Live and direct from the Web Applications as Content Waypoints School, Berylium2 took a big step toward release day with the reworking of some very important features: uplinking via XML-RPC and RSS newsfeed rendering via Feedsplitter.
The whole point of these blog things, once you get over the diary/journal aspect of it-- everything is a journal, move on-- is that they make it easy to spread ideas around.
Traditionally, ideas were spread around the Internet by search engines. Googlebot would come and index your site, and make the results available to the search form on their homepage.
But that's not very distributed.
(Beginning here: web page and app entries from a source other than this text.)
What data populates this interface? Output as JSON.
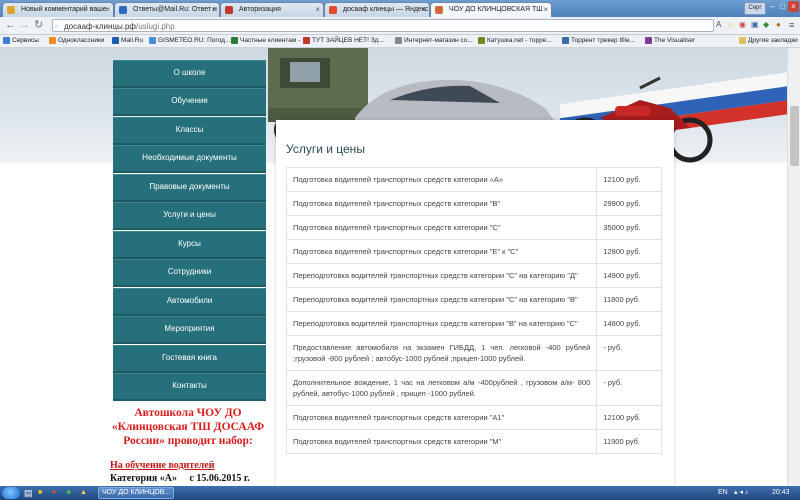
{
  "browser": {
    "tabs": [
      {
        "label": "Новый комментарий ваше",
        "favicon_color": "#e1a42b"
      },
      {
        "label": "Ответы@Mail.Ru: Ответ н",
        "favicon_color": "#2d6cc0"
      },
      {
        "label": "Авторизация",
        "favicon_color": "#c0392b"
      },
      {
        "label": "досааф клинцы — Яндекс",
        "favicon_color": "#e04b2b"
      },
      {
        "label": "ЧОУ ДО КЛИНЦОВСКАЯ ТШ",
        "favicon_color": "#d06a3a"
      }
    ],
    "user_badge": "Серг",
    "url_host": "досааф-клинцы.рф",
    "url_path": "/uslugi.php",
    "bookmarks": [
      {
        "label": "Сервисы",
        "color": "#3b7dd8"
      },
      {
        "label": "Одноклассники",
        "color": "#f08b1d"
      },
      {
        "label": "Mail.Ru",
        "color": "#1a5fb4"
      },
      {
        "label": "GISMETEO.RU: Погод...",
        "color": "#4a90d9"
      },
      {
        "label": "Частные клиентам -",
        "color": "#2a7a3b"
      },
      {
        "label": "ТУТ ЗАЙЦЕВ НЕТ! Зд...",
        "color": "#c0392b"
      },
      {
        "label": "Интернет-магазин со...",
        "color": "#888888"
      },
      {
        "label": "Катушка.net - торре...",
        "color": "#6b8e23"
      },
      {
        "label": "Торрент трекер tfile...",
        "color": "#3a6aa8"
      },
      {
        "label": "The Visualiser",
        "color": "#7d3c98"
      }
    ],
    "other_bookmarks": "Другие закладки"
  },
  "sidebar": {
    "items": [
      "О школе",
      "Обучение",
      "Классы",
      "Необходимые документы",
      "Правовые документы",
      "Услуги и цены",
      "Курсы",
      "Сотрудники",
      "Автомобили",
      "Мероприятия",
      "Гостевая книга",
      "Контакты"
    ]
  },
  "content": {
    "title": "Услуги и цены",
    "services": [
      {
        "name": "Подготовка водителей транспортных средств категории «А»",
        "price": "12100 руб."
      },
      {
        "name": "Подготовка водителей транспортных средств категории \"B\"",
        "price": "29900 руб."
      },
      {
        "name": "Подготовка водителей транспортных средств категории \"С\"",
        "price": "35000 руб."
      },
      {
        "name": "Подготовка водителей транспортных средств категории \"Е\" к \"С\"",
        "price": "12800 руб."
      },
      {
        "name": "Переподготовка водителей транспортных средств категории \"С\" на категорию \"Д\"",
        "price": "14900 руб."
      },
      {
        "name": "Переподготовка водителей транспортных средств категории \"С\" на категорию \"В\"",
        "price": "11800 руб."
      },
      {
        "name": "Переподготовка водителей транспортных средств категории \"В\" на категорию \"С\"",
        "price": "14800 руб."
      },
      {
        "name": "Предоставление автомобиля на экзамен ГИБДД, 1 чел. легковой -400 рублей ;грузовой -800 рублей ; автобус-1000 рублей ;прицеп-1000 рублей.",
        "price": "- руб."
      },
      {
        "name": "Дополнительное вождение, 1 час на легковом а/м -400рублей , грузовом а/м- 800 рублей, автобус-1000 рублей , прицеп -1000 рублей.",
        "price": "- руб."
      },
      {
        "name": "Подготовка водителей транспортных средств категории \"А1\"",
        "price": "12100 руб."
      },
      {
        "name": "Подготовка водителей транспортных средств категории \"М\"",
        "price": "11900 руб."
      }
    ]
  },
  "promo": {
    "headline": "Автошкола ЧОУ ДО «Клинцовская ТШ ДОСААФ России» проводит набор:",
    "sub": "На обучение водителей",
    "category_line": "Категория «А»     с 15.06.2015 г."
  },
  "taskbar": {
    "task_label": "ЧОУ ДО КЛИНЦОВ...",
    "lang": "EN",
    "time": "20:43"
  }
}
So a whole slew of really clever folks have spent the last decase devising technologies to foster the automated spread of ideas, things like RSS newsfeeds, RDF metadata, and XML-RPC publishing (the "Blogger API", for instance). I'm sure there are others, but those are what I've been paying attention to.
Berylium does the heavy-lifting on all of those acronyms so that you don't have to.
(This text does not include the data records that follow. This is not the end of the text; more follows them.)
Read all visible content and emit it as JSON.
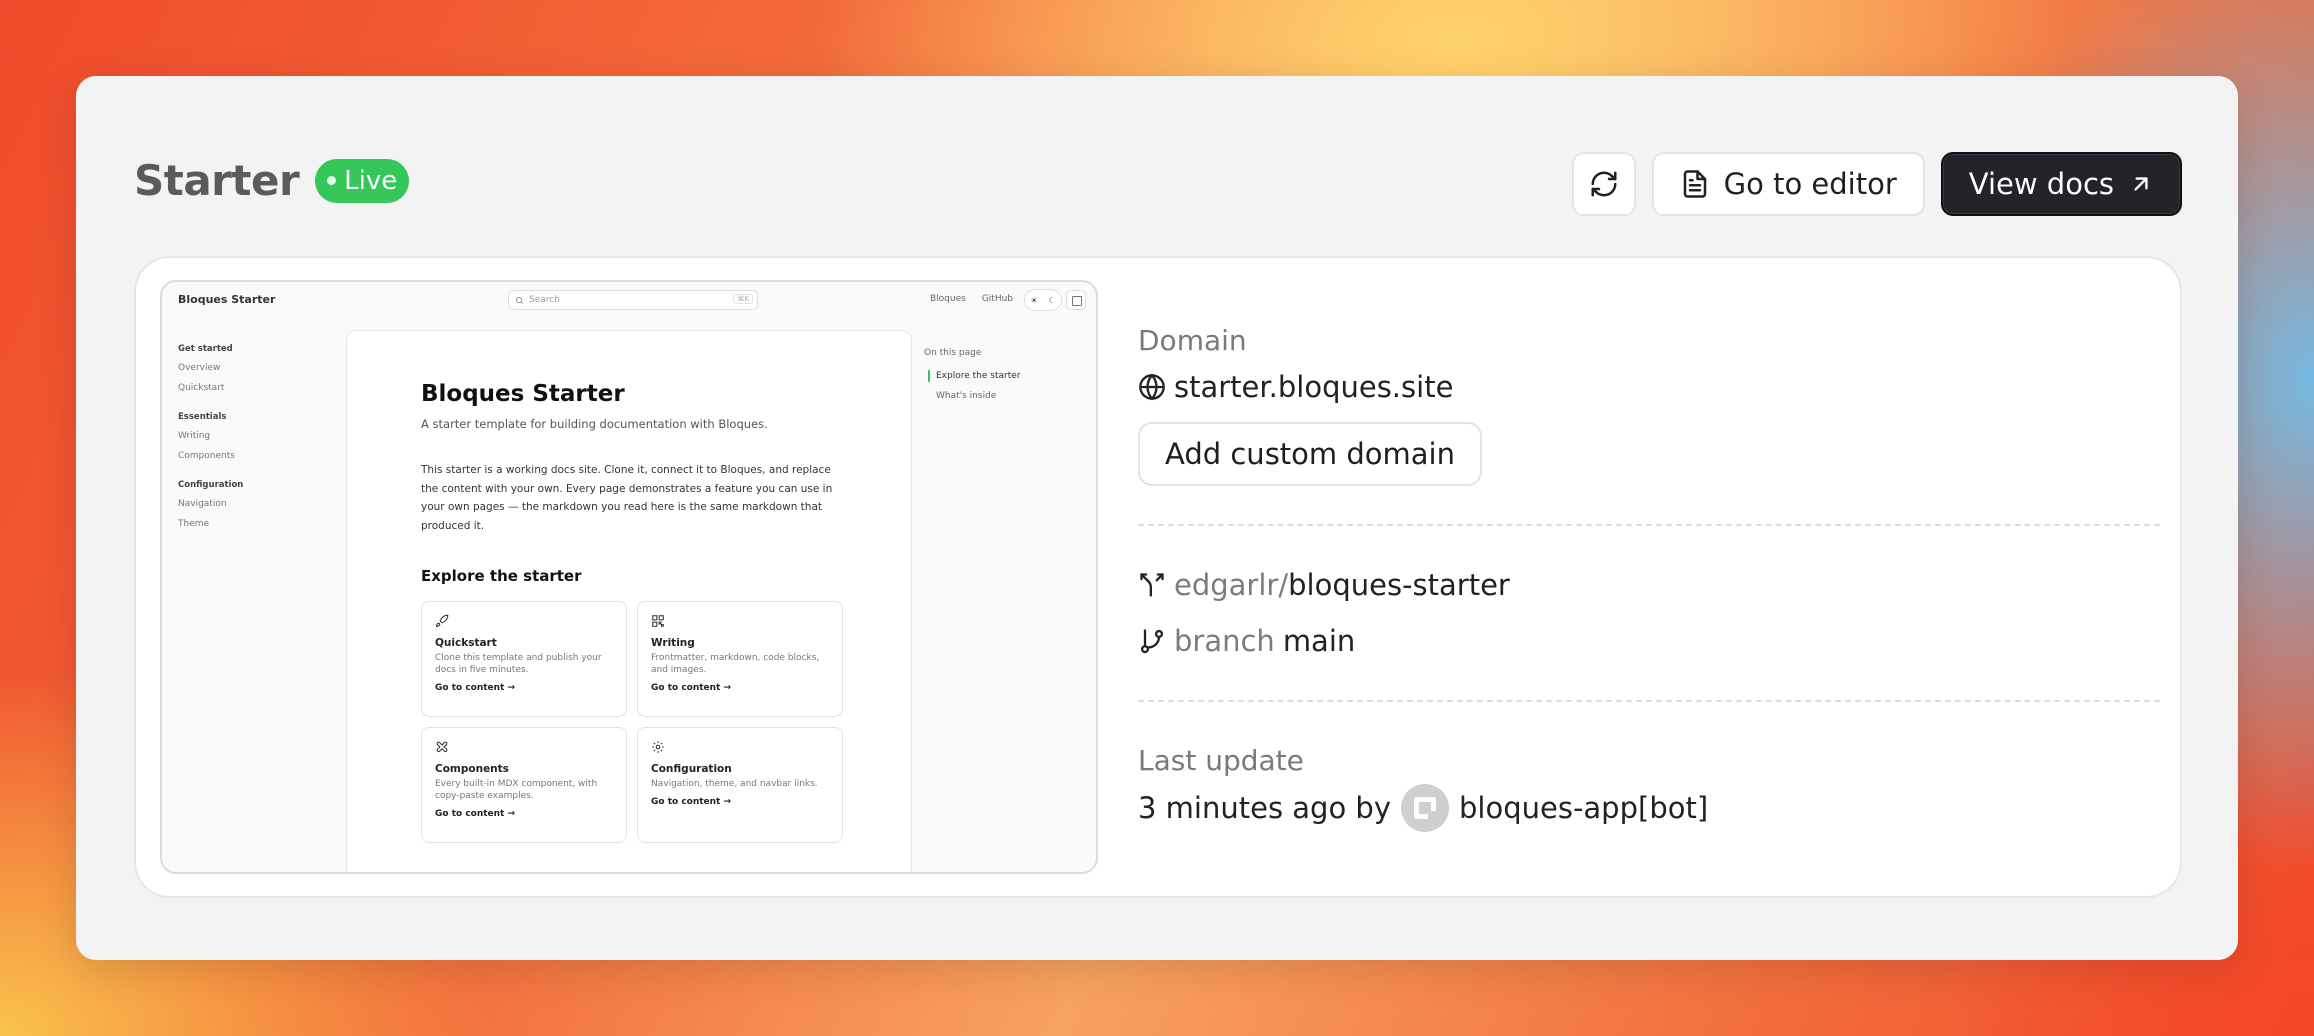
{
  "header": {
    "title": "Starter",
    "status": "Live",
    "refresh_icon": "refresh-icon",
    "editor_label": "Go to editor",
    "editor_icon": "document-icon",
    "docs_label": "View docs",
    "docs_icon": "arrow-up-right-icon"
  },
  "preview": {
    "brand": "Bloques Starter",
    "search_placeholder": "Search",
    "search_shortcut": "⌘K",
    "nav_links": [
      "Bloques",
      "GitHub"
    ],
    "sidebar": [
      {
        "group": "Get started",
        "items": [
          "Overview",
          "Quickstart"
        ]
      },
      {
        "group": "Essentials",
        "items": [
          "Writing",
          "Components"
        ]
      },
      {
        "group": "Configuration",
        "items": [
          "Navigation",
          "Theme"
        ]
      }
    ],
    "heading": "Bloques Starter",
    "subtitle": "A starter template for building documentation with Bloques.",
    "intro": "This starter is a working docs site. Clone it, connect it to Bloques, and replace the content with your own. Every page demonstrates a feature you can use in your own pages — the markdown you read here is the same markdown that produced it.",
    "section_heading": "Explore the starter",
    "cards": [
      {
        "icon": "rocket-icon",
        "title": "Quickstart",
        "desc": "Clone this template and publish your docs in five minutes.",
        "link": "Go to content →"
      },
      {
        "icon": "qr-code-icon",
        "title": "Writing",
        "desc": "Frontmatter, markdown, code blocks, and images.",
        "link": "Go to content →"
      },
      {
        "icon": "puzzle-icon",
        "title": "Components",
        "desc": "Every built-in MDX component, with copy-paste examples.",
        "link": "Go to content →"
      },
      {
        "icon": "gear-icon",
        "title": "Configuration",
        "desc": "Navigation, theme, and navbar links.",
        "link": "Go to content →"
      }
    ],
    "toc": {
      "label": "On this page",
      "items": [
        "Explore the starter",
        "What's inside"
      ]
    }
  },
  "info": {
    "domain_label": "Domain",
    "domain_icon": "globe-icon",
    "domain": "starter.bloques.site",
    "add_domain_label": "Add custom domain",
    "repo_icon": "git-fork-icon",
    "repo_owner": "edgarlr/",
    "repo_name": "bloques-starter",
    "branch_icon": "git-branch-icon",
    "branch_label": "branch",
    "branch_name": "main",
    "last_update_label": "Last update",
    "last_update_time": "3 minutes ago by",
    "last_update_author": "bloques-app[bot]"
  },
  "colors": {
    "live_green": "#35c759",
    "dark_button": "#23232a"
  }
}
- Every folder on a Berylium site has an RSS 1.0 Newsfeed at index.rss.
- RSS Newsfeeds can be displayed almost anywhere in Berylium using the [rss:newsfeedUrl] tag.
- Members (soon anyone!) can republish any public document or image to their own weblog via XML-RPC. This is known as uplinking.
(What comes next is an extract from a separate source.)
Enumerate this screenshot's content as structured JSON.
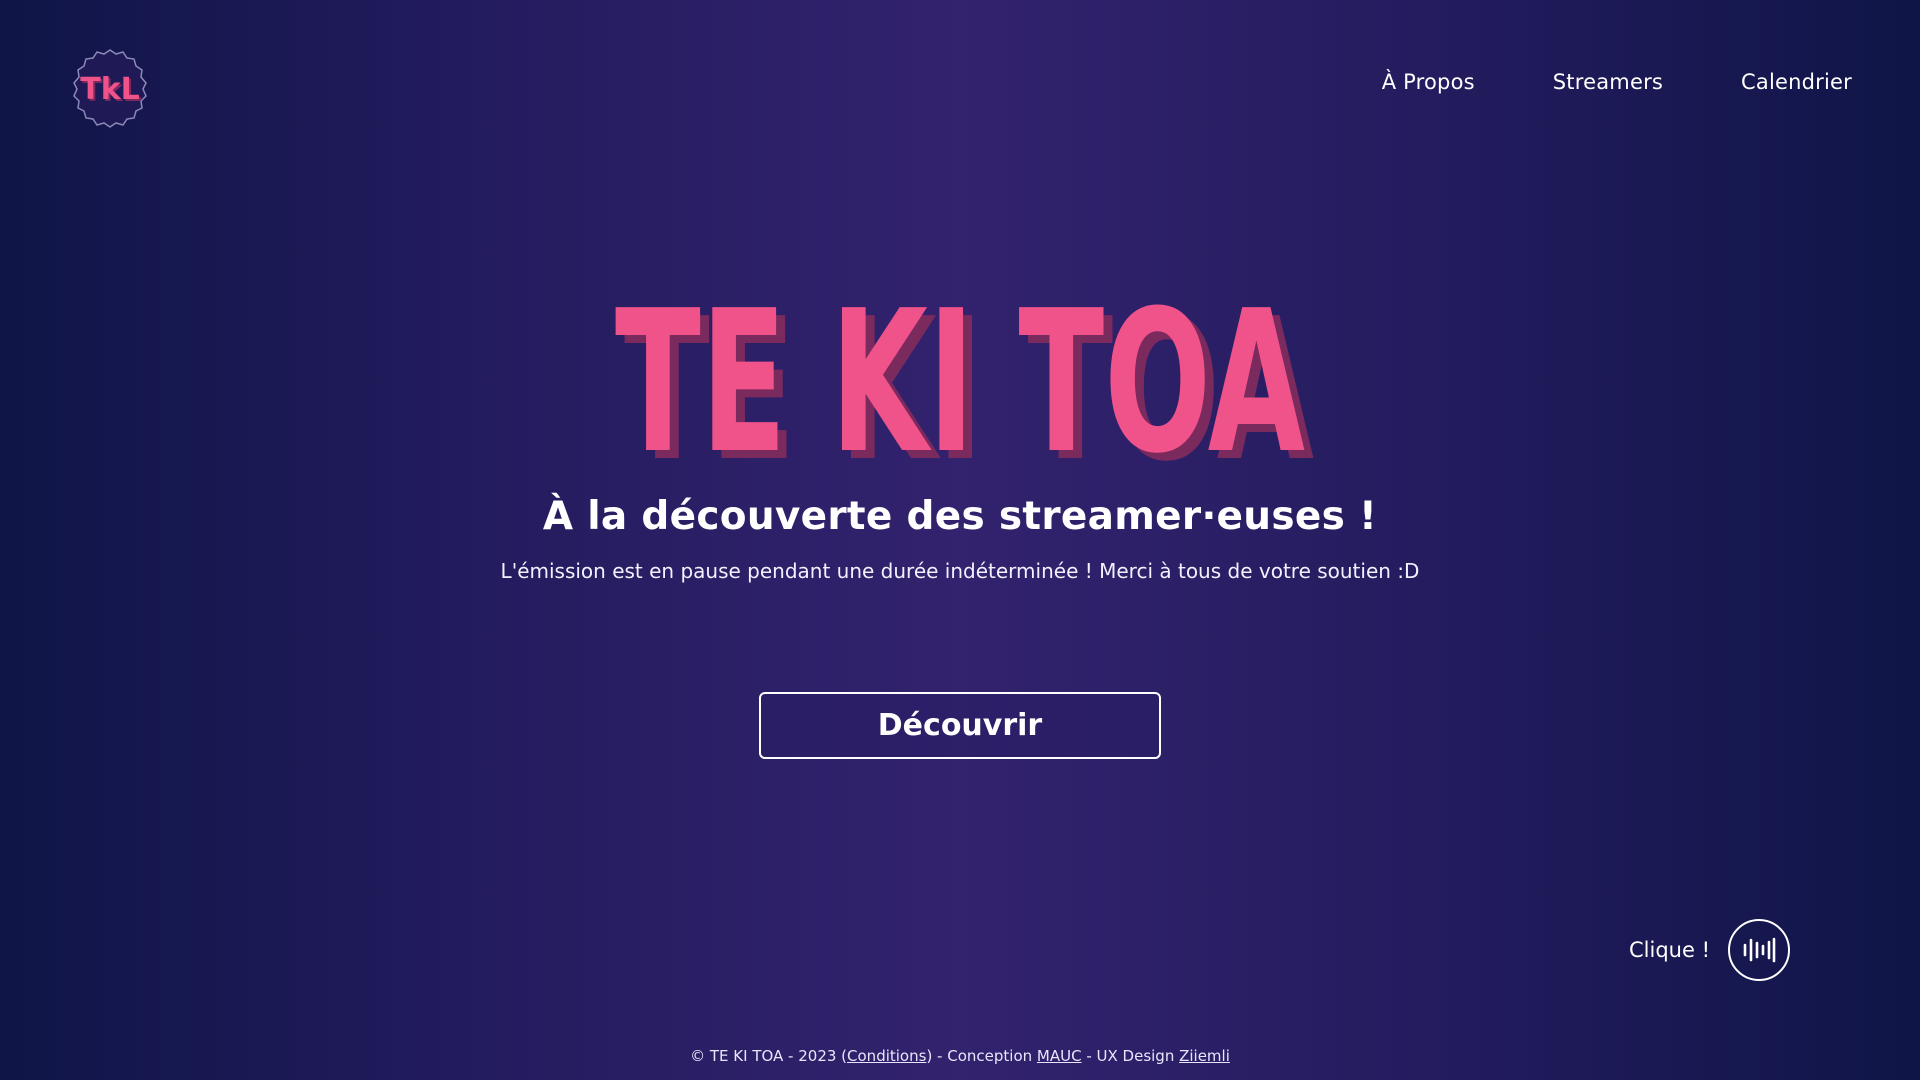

- Writers and editors can publish to Berylium via XML-RPC as well. Which means you can cross-publish between Berylium sites.
- Every object will soon include a fairly complete set of Dublin Core RDF metadata, everywhere it is displayed, so that robots can enjoy your site, too!
Er, you still can't email articles to other people, but of course that's on the list, too.
By Chris Snyder on June 17, 2003 at 4:05pm